'''
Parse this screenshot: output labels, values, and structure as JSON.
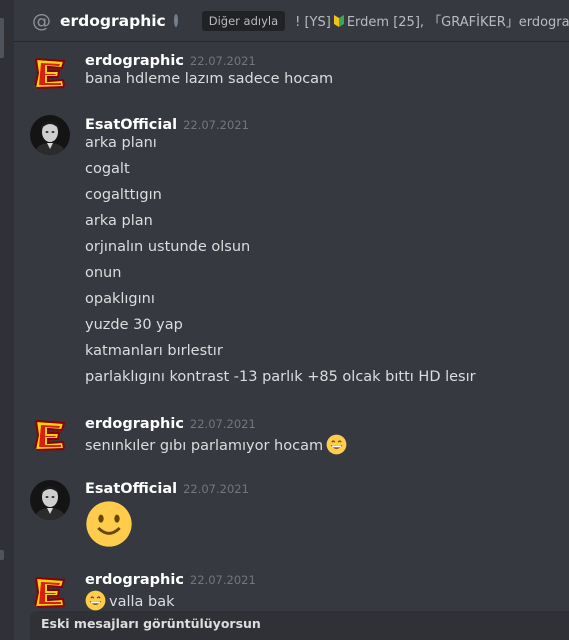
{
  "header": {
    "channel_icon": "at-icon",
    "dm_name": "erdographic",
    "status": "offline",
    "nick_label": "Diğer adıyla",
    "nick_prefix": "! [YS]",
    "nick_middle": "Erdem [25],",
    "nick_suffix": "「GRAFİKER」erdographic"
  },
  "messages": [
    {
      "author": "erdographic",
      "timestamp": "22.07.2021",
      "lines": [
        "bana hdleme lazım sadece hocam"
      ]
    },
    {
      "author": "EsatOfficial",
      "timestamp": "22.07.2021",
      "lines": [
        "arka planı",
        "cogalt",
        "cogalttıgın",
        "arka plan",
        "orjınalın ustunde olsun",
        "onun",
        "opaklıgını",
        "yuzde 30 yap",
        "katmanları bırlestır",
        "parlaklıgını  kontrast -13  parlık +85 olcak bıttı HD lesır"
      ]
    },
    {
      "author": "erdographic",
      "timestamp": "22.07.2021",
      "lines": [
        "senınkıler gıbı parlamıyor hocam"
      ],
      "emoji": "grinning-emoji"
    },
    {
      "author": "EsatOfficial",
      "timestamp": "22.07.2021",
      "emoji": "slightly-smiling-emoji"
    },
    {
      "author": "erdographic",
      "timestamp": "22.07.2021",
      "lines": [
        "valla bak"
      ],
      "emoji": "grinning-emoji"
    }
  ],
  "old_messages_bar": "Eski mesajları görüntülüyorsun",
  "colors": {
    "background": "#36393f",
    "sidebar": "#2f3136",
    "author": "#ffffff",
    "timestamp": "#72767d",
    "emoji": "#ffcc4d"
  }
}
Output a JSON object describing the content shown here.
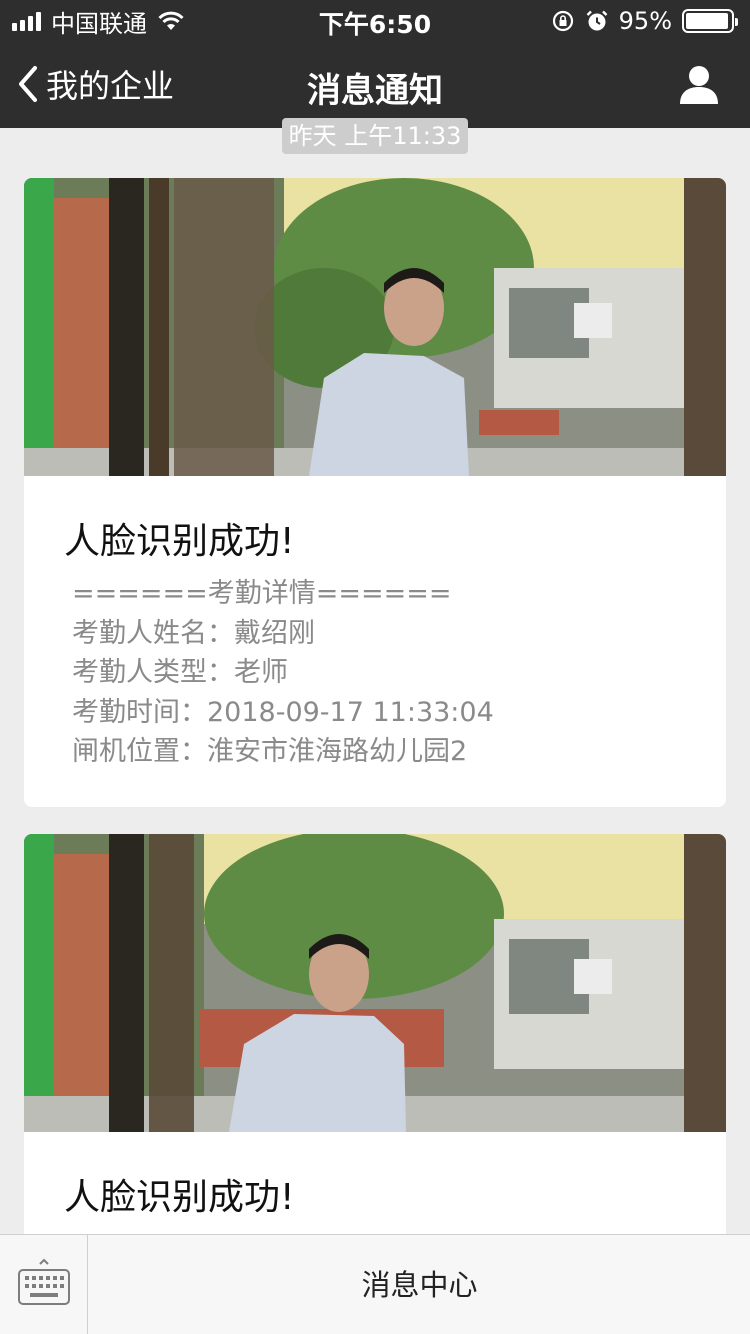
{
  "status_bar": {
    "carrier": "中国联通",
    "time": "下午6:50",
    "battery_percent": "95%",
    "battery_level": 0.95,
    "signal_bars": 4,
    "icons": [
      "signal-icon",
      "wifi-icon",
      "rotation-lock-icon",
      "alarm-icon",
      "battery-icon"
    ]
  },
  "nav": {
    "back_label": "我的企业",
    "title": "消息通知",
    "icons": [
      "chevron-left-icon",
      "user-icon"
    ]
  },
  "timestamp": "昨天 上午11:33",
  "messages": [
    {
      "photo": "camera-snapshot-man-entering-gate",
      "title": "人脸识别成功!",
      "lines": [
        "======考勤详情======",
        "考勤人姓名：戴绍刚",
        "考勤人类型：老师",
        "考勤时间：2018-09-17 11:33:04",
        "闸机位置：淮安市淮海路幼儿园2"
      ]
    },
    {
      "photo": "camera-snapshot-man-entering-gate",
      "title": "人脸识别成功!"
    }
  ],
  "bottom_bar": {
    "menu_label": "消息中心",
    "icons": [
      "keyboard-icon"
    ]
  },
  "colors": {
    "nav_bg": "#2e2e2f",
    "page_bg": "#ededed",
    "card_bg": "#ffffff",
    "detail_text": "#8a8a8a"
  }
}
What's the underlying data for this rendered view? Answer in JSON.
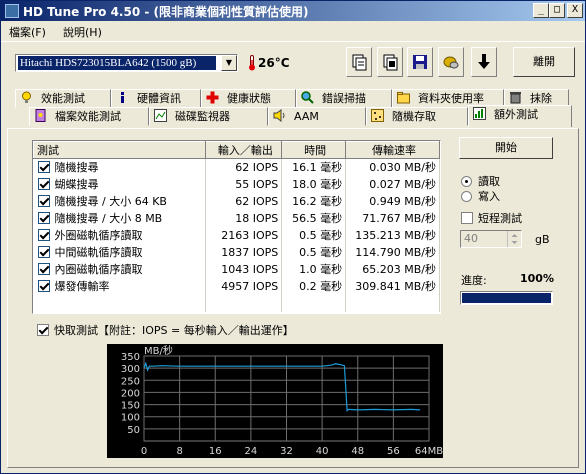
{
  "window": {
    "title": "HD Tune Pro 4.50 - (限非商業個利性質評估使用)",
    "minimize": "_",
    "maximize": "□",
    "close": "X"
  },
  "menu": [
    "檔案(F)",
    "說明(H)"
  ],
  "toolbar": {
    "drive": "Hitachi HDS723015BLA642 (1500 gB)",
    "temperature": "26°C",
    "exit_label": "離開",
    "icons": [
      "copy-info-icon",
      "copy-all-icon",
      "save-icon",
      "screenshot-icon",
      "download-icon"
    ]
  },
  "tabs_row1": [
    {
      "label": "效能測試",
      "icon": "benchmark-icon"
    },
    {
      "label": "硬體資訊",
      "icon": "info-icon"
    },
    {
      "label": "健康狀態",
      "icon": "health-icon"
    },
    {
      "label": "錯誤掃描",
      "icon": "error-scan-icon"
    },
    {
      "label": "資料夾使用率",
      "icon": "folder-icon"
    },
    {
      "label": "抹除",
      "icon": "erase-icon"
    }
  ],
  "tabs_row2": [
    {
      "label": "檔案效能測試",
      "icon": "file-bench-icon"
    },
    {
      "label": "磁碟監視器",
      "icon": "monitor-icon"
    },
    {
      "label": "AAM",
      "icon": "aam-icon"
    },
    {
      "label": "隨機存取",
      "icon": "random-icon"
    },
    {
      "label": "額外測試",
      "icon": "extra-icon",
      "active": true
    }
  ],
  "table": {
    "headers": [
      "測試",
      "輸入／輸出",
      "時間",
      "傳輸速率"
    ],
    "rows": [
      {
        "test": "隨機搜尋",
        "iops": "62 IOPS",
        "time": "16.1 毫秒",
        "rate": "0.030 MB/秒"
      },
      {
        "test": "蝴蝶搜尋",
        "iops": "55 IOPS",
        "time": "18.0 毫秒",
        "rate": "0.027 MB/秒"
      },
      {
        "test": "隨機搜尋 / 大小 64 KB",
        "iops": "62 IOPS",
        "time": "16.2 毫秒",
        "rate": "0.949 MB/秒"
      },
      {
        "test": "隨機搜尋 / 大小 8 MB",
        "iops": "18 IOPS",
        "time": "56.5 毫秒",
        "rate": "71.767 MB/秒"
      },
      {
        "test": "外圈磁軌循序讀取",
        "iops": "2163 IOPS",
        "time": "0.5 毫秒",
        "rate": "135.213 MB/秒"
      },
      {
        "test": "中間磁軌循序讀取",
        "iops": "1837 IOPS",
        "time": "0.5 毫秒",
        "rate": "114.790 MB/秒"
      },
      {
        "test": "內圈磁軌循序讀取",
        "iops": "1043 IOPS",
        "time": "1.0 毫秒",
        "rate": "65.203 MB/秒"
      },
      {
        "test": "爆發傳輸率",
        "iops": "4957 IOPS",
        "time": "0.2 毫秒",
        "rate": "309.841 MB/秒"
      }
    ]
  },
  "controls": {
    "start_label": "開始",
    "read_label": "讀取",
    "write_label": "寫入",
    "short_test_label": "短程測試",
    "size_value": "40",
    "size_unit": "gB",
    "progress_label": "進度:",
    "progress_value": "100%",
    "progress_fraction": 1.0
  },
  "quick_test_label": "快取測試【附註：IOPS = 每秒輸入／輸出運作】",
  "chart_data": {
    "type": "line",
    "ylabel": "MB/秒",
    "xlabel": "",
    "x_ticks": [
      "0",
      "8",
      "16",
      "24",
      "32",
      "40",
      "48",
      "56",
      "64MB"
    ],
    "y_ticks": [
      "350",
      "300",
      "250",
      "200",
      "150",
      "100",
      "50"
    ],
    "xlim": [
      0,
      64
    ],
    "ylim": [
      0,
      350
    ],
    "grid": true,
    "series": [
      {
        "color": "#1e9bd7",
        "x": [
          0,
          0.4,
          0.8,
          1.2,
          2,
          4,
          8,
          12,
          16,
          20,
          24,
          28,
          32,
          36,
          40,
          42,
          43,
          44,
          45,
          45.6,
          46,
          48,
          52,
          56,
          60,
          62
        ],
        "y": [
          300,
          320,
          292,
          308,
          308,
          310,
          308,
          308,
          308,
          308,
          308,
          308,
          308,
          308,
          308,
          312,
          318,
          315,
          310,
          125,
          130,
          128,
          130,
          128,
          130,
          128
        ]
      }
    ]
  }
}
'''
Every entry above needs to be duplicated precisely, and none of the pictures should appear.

Parse this screenshot: output labels, values, and structure as JSON.
{
  "header": {
    "channel_icon": "at-icon",
    "dm_name": "erdographic",
    "status": "offline",
    "nick_label": "Diğer adıyla",
    "nick_prefix": "! [YS]",
    "nick_middle": "Erdem [25],",
    "nick_suffix": "「GRAFİKER」erdographic"
  },
  "messages": [
    {
      "author": "erdographic",
      "timestamp": "22.07.2021",
      "lines": [
        "bana hdleme lazım sadece hocam"
      ]
    },
    {
      "author": "EsatOfficial",
      "timestamp": "22.07.2021",
      "lines": [
        "arka planı",
        "cogalt",
        "cogalttıgın",
        "arka plan",
        "orjınalın ustunde olsun",
        "onun",
        "opaklıgını",
        "yuzde 30 yap",
        "katmanları bırlestır",
        "parlaklıgını  kontrast -13  parlık +85 olcak bıttı HD lesır"
      ]
    },
    {
      "author": "erdographic",
      "timestamp": "22.07.2021",
      "lines": [
        "senınkıler gıbı parlamıyor hocam"
      ],
      "emoji": "grinning-emoji"
    },
    {
      "author": "EsatOfficial",
      "timestamp": "22.07.2021",
      "emoji": "slightly-smiling-emoji"
    },
    {
      "author": "erdographic",
      "timestamp": "22.07.2021",
      "lines": [
        "valla bak"
      ],
      "emoji": "grinning-emoji"
    }
  ],
  "old_messages_bar": "Eski mesajları görüntülüyorsun",
  "colors": {
    "background": "#36393f",
    "sidebar": "#2f3136",
    "author": "#ffffff",
    "timestamp": "#72767d",
    "emoji": "#ffcc4d"
  }
}
Output a JSON object describing the content shown here.
{
  "status_bar": {
    "carrier": "中国联通",
    "time": "下午6:50",
    "battery_percent": "95%",
    "battery_level": 0.95,
    "signal_bars": 4,
    "icons": [
      "signal-icon",
      "wifi-icon",
      "rotation-lock-icon",
      "alarm-icon",
      "battery-icon"
    ]
  },
  "nav": {
    "back_label": "我的企业",
    "title": "消息通知",
    "icons": [
      "chevron-left-icon",
      "user-icon"
    ]
  },
  "timestamp": "昨天 上午11:33",
  "messages": [
    {
      "photo": "camera-snapshot-man-entering-gate",
      "title": "人脸识别成功!",
      "lines": [
        "======考勤详情======",
        "考勤人姓名：戴绍刚",
        "考勤人类型：老师",
        "考勤时间：2018-09-17 11:33:04",
        "闸机位置：淮安市淮海路幼儿园2"
      ]
    },
    {
      "photo": "camera-snapshot-man-entering-gate",
      "title": "人脸识别成功!"
    }
  ],
  "bottom_bar": {
    "menu_label": "消息中心",
    "icons": [
      "keyboard-icon"
    ]
  },
  "colors": {
    "nav_bg": "#2e2e2f",
    "page_bg": "#ededed",
    "card_bg": "#ffffff",
    "detail_text": "#8a8a8a"
  }
}
What's the underlying data for this rendered view? Answer in JSON.
{
  "window": {
    "title": "HD Tune Pro 4.50 - (限非商業個利性質評估使用)",
    "minimize": "_",
    "maximize": "□",
    "close": "X"
  },
  "menu": [
    "檔案(F)",
    "說明(H)"
  ],
  "toolbar": {
    "drive": "Hitachi HDS723015BLA642 (1500 gB)",
    "temperature": "26°C",
    "exit_label": "離開",
    "icons": [
      "copy-info-icon",
      "copy-all-icon",
      "save-icon",
      "screenshot-icon",
      "download-icon"
    ]
  },
  "tabs_row1": [
    {
      "label": "效能測試",
      "icon": "benchmark-icon"
    },
    {
      "label": "硬體資訊",
      "icon": "info-icon"
    },
    {
      "label": "健康狀態",
      "icon": "health-icon"
    },
    {
      "label": "錯誤掃描",
      "icon": "error-scan-icon"
    },
    {
      "label": "資料夾使用率",
      "icon": "folder-icon"
    },
    {
      "label": "抹除",
      "icon": "erase-icon"
    }
  ],
  "tabs_row2": [
    {
      "label": "檔案效能測試",
      "icon": "file-bench-icon"
    },
    {
      "label": "磁碟監視器",
      "icon": "monitor-icon"
    },
    {
      "label": "AAM",
      "icon": "aam-icon"
    },
    {
      "label": "隨機存取",
      "icon": "random-icon"
    },
    {
      "label": "額外測試",
      "icon": "extra-icon",
      "active": true
    }
  ],
  "table": {
    "headers": [
      "測試",
      "輸入／輸出",
      "時間",
      "傳輸速率"
    ],
    "rows": [
      {
        "test": "隨機搜尋",
        "iops": "62 IOPS",
        "time": "16.1 毫秒",
        "rate": "0.030 MB/秒"
      },
      {
        "test": "蝴蝶搜尋",
        "iops": "55 IOPS",
        "time": "18.0 毫秒",
        "rate": "0.027 MB/秒"
      },
      {
        "test": "隨機搜尋 / 大小 64 KB",
        "iops": "62 IOPS",
        "time": "16.2 毫秒",
        "rate": "0.949 MB/秒"
      },
      {
        "test": "隨機搜尋 / 大小 8 MB",
        "iops": "18 IOPS",
        "time": "56.5 毫秒",
        "rate": "71.767 MB/秒"
      },
      {
        "test": "外圈磁軌循序讀取",
        "iops": "2163 IOPS",
        "time": "0.5 毫秒",
        "rate": "135.213 MB/秒"
      },
      {
        "test": "中間磁軌循序讀取",
        "iops": "1837 IOPS",
        "time": "0.5 毫秒",
        "rate": "114.790 MB/秒"
      },
      {
        "test": "內圈磁軌循序讀取",
        "iops": "1043 IOPS",
        "time": "1.0 毫秒",
        "rate": "65.203 MB/秒"
      },
      {
        "test": "爆發傳輸率",
        "iops": "4957 IOPS",
        "time": "0.2 毫秒",
        "rate": "309.841 MB/秒"
      }
    ]
  },
  "controls": {
    "start_label": "開始",
    "read_label": "讀取",
    "write_label": "寫入",
    "short_test_label": "短程測試",
    "size_value": "40",
    "size_unit": "gB",
    "progress_label": "進度:",
    "progress_value": "100%",
    "progress_fraction": 1.0
  },
  "quick_test_label": "快取測試【附註：IOPS = 每秒輸入／輸出運作】",
  "chart_data": {
    "type": "line",
    "ylabel": "MB/秒",
    "xlabel": "",
    "x_ticks": [
      "0",
      "8",
      "16",
      "24",
      "32",
      "40",
      "48",
      "56",
      "64MB"
    ],
    "y_ticks": [
      "350",
      "300",
      "250",
      "200",
      "150",
      "100",
      "50"
    ],
    "xlim": [
      0,
      64
    ],
    "ylim": [
      0,
      350
    ],
    "grid": true,
    "series": [
      {
        "color": "#1e9bd7",
        "x": [
          0,
          0.4,
          0.8,
          1.2,
          2,
          4,
          8,
          12,
          16,
          20,
          24,
          28,
          32,
          36,
          40,
          42,
          43,
          44,
          45,
          45.6,
          46,
          48,
          52,
          56,
          60,
          62
        ],
        "y": [
          300,
          320,
          292,
          308,
          308,
          310,
          308,
          308,
          308,
          308,
          308,
          308,
          308,
          308,
          308,
          312,
          318,
          315,
          310,
          125,
          130,
          128,
          130,
          128,
          130,
          128
        ]
      }
    ]
  }
}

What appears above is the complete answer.